Tom Hainsworth, Managing Director of leading textile manufacturer Hainsworth, considers some of the issues determining the future of the PPE market.

Tom Hainsworth APF Magazine December 2013

There are some major themes emerging which will drive the personal protective equipment (PPE) market over the next few years on an international level.

One of the biggest ones is the growing consensus around the world that there needs to be greater interoperability not just between different fire services but also between the Blue Light Services as a whole.

Clearly, the potential for cost savings is at the heart of this debate, but it is not just a matter of cost. Other drivers include the benefit of greater collaboration and improved efficiencies in the way that our emergency services respond to the challenges of the modern world.

The report “Facing the Future”, written by Sir Ken Knight, a former chief fire officer in the UK, made the call for greater interoperability and working towards a unified Fire and Rescue Service in England when it was published earlier this year.

A month before Sir Ken’s report hit the desks of Government Ministers, the eight regional fire services in Scotland had taken the giant leap of joining forces in one single organisation.

For other countries around the world, the idea of greater collaboration between Blue Light services is increasingly well established, although not always welcome at first. For example, firefighters at more than 300 firehouses in New York now routinely provide the first medical response, while greater integration is now second nature in Canada, France and countries in other parts of the world.

Every aspect of how fire services go about their job is coming under scrutiny from the types of incidents they now respond to, through to the vehicles they turn up in and whether emergency services can not only train more closely together, but also be housed more efficiently, with the resulting savings to be made from merging various back office functions.

All of this has significant implications for the PPE market globally and it is essential that industry leaders such as Hainsworth are able to meet the changing demands of our emergency crews.

With the increasing moves towards interoperability, so companies such as Hainsworth have to take into account the overall emergency response capability rather than looking more narrowly at the specific needs of fire, police and ambulance as was previously the case.

While greater collaboration will take time to come about, it is important that we are looking ahead to how today’s emergency services will look in ten to 15 years’ time.

That is why leading fabric producers, garment manufacturers and other specialists involved in the PPE industry are also forming part of the collaboration process to ensure that they are fully aligned with the thinking of senior fire, ambulance and police personnel.

The job of the firefighter is becoming more targeted which means that the kit of today and tomorrow needs to meet a range of specific needs.

A number of fire services are now looking at moving more towards layered firefighting personal protective equipment.

The move towards layered kit is an acknowledgement that the traditional structural fire kit used at road traffic collisions, car fires or flooding, is too bulky, heavy and thermally inefficient.

The kit remains essential when tackling a burning building, but the workload of the modern firefighter is these days more diverse than ever.

Layering is about understanding this diversity and analysing the precise intervention requirements with the firefighter given the flexibility to be able to layer up according to the level of risk involved.

An incredible amount of attention to detail goes into the creation of today’s PPE from the choice of fabric, design of the garment and the innovation and technology that can be harnessed.

Hainsworth has been involved in the manufacture of firefighting garments for more than a century.

We have come a long way since the first woollen jackets worn by our fire services in the late 1800s which provided excellent shielding but were notoriously heavy and exhausting for the wearer.

But we also have a responsibility to continue to push boundaries and to explore new ways of doing things.
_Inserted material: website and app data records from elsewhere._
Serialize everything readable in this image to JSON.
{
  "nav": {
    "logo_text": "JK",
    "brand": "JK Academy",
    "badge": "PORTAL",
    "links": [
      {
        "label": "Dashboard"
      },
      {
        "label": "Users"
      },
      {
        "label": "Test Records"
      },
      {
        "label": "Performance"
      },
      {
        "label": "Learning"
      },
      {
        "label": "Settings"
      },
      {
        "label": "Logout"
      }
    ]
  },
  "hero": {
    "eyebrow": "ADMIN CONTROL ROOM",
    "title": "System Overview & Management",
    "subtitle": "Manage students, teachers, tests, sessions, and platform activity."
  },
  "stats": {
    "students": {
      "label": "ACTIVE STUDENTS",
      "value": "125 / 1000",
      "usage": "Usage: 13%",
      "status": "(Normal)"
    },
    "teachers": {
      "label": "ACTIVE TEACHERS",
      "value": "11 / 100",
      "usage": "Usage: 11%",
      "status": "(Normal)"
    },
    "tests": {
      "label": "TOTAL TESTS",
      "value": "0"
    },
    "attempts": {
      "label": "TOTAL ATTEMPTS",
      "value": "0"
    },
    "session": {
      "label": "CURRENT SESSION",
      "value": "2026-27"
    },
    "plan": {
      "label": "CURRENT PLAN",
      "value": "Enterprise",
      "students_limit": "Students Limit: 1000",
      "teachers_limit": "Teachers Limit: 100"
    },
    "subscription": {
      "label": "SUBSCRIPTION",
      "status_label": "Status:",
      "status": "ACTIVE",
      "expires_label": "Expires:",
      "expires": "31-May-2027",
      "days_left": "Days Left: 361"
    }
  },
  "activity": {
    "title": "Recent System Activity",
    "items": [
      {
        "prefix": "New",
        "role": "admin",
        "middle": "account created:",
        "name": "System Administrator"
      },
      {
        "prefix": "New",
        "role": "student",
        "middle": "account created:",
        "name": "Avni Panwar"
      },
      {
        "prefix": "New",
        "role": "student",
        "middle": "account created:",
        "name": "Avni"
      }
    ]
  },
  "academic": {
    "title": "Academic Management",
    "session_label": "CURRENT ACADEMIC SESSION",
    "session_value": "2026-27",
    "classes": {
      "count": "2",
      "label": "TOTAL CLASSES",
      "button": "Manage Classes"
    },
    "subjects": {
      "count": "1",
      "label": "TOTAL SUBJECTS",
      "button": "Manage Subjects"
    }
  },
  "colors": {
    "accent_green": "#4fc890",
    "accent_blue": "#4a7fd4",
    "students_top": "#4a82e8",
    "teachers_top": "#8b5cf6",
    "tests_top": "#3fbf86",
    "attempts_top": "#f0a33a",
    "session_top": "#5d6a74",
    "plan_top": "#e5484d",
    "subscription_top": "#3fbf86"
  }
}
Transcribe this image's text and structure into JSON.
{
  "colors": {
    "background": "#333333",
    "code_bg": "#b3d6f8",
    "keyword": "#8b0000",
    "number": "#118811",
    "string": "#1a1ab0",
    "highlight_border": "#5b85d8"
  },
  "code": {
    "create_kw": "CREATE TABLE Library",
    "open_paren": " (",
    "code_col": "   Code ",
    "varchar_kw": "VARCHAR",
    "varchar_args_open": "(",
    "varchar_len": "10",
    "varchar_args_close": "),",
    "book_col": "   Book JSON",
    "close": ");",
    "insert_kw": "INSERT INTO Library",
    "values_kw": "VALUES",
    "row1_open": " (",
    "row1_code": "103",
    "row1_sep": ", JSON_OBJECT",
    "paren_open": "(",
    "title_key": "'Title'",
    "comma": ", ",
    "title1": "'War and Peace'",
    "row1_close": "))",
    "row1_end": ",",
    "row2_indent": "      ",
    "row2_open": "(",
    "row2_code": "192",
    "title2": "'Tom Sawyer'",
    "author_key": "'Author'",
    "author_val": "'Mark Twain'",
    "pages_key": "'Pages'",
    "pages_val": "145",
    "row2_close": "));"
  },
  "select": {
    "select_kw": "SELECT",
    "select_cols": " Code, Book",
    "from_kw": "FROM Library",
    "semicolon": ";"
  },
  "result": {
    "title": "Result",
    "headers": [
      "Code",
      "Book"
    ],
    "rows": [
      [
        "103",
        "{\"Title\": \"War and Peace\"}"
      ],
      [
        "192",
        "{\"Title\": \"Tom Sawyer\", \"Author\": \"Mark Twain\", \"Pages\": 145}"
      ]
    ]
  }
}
We do this in a number of ways including the work of our own fully accredited laboratory whose work centres on textile innovation, while representatives of Hainsworth are proud to sit on a number of the standards committees around the world, another good example of the importance of collaboration.

Collaboration really is essential because a complete understanding is not held by any individual fire service or member of the supply chain.

For example, a firefighter needs to have an understanding of dynamic risk assessment so he can make the right call, the garment manufacturer needs to understand fit, comfort and the relationship between that and protection, while a fabric innovator, such as Hainsworth, needs to have an appreciation of all of these requirements as well as an in-depth understanding of how different fibres react in different environments.

There will undoubtedly be many changes over the next decade both in the way firefighters go about their work, the kind of incidents they are called out to and the kit they are given to do the job.

But the end goal will remain the same, namely to ensure that the garments worn by our fire and other emergency services in all the different scenarios they face offer the best possible protection.